* **Aim of the exercise**: Please work out how many lines in the data below contain "講習会用道路改良工事", and reply with that number alone.
------ Records shown ------
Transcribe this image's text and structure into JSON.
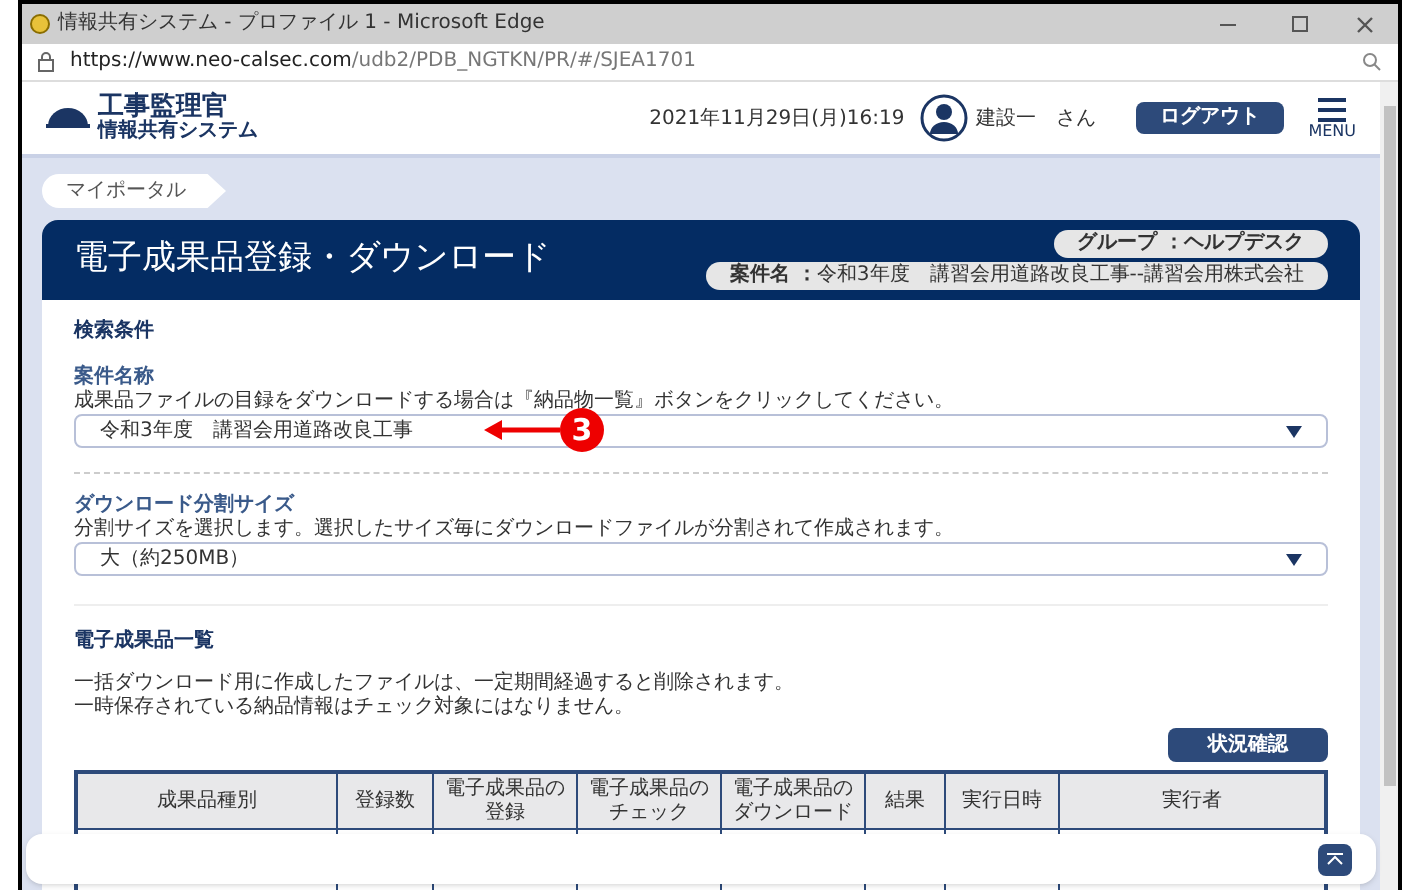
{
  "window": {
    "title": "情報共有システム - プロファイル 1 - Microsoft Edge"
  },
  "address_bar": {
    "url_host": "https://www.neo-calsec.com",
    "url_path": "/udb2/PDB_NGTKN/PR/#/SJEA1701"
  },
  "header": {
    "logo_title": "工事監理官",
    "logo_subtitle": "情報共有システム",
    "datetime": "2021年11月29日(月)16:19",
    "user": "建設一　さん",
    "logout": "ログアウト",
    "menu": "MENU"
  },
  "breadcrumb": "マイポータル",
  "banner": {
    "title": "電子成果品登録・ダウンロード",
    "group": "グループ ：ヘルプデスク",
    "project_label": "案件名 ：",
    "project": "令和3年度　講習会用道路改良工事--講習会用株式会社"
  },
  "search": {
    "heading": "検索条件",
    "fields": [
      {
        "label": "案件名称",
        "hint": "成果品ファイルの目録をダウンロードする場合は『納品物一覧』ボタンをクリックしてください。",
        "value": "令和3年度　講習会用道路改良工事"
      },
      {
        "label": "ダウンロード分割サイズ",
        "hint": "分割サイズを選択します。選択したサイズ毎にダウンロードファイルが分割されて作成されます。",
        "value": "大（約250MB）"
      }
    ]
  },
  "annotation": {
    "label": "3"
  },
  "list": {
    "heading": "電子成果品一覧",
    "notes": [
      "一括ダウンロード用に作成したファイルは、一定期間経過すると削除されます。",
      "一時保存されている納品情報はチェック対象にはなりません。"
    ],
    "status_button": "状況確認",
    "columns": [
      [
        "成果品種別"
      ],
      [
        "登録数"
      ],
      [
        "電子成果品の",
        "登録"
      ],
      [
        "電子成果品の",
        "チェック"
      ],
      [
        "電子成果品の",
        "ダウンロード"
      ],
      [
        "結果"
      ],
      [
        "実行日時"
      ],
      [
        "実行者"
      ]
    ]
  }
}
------
* **Task result**: 2